Two cameras would be used here, one at the till points (because managers usually need to know how many of their tills are operating) and one for the people still in the queue.
With our queuing information system, managers can test different strategies to reduce queuing times. As queuing data can be integrated with a POS (point-of-sale) system, retailers can check whether reducing queues not only makes for happier customers but also increases sales.
Companies can compare queuing times across bank branches, retail stores and departments, and help managers plan for when to perform tasks like restocking shelves and when to instead have staff looking after customers. It also provides managers with evidence that they need resources for more staff at busy periods.

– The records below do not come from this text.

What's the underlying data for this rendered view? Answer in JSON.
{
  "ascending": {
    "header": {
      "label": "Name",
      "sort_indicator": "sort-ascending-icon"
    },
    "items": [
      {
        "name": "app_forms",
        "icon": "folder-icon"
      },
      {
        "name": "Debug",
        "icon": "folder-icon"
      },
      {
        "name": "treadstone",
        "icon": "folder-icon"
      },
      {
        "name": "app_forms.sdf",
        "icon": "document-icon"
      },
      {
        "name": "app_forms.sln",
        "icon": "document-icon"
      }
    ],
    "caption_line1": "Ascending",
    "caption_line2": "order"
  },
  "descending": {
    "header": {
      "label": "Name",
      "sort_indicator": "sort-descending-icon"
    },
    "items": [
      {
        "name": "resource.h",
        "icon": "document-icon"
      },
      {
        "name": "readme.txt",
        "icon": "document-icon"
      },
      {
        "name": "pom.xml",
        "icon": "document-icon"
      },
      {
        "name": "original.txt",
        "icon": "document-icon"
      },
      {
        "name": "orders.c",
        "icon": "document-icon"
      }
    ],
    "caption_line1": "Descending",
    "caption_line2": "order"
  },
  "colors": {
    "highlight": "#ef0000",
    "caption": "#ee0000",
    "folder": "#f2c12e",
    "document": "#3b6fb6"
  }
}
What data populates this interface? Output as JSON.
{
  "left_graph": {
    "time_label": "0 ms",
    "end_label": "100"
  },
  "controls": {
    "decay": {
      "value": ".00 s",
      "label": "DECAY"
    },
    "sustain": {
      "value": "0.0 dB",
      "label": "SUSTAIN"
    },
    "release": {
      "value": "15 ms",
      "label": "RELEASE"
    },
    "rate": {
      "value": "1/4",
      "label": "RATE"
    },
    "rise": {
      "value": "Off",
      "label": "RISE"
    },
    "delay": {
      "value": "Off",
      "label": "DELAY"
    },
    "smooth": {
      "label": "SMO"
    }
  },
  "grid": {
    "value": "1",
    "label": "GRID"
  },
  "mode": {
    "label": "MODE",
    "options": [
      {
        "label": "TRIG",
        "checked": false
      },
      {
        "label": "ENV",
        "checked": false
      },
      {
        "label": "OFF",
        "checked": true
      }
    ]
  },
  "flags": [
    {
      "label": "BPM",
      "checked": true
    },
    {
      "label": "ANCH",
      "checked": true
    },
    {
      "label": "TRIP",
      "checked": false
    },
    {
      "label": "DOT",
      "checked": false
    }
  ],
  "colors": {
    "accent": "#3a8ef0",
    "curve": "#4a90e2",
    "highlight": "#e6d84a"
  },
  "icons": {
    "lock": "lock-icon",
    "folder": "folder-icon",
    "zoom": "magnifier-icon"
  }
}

Monitoring queues is not just useful for retailers. Airports, for example, use video queue monitoring to see how long people are waiting to go through security, and banks improve their service by measuring queue lengths. Theme park visitors around the world are discouraged by queuing - with three-quarters of UK visitors saying that queueing is their chief frustration (Omnico, 2017).
Queues at airport security are monitored with camera and counting technology
The number of visitors at different times is surprisingly constant. A business that is very busy Friday at 4 o'clock will likely be busy at that time every Friday. With a historic record of footfall and queue lengths throughout the day, businesses can predict when more staff are needed to help customers. On a shorter timescale, knowing how many people entered a store 15 minutes ago makes it easy to predict how long the queues will shortly be. Retailers can be ready with more staff to help customers and pre-empt long queues.
More than Queue Management: Business Analytics
The video people counting system can not only monitor queues but measure footfall, generate heat maps of the areas people visit, show current occupancy, record how long people pause and displays and produce other valuable business information.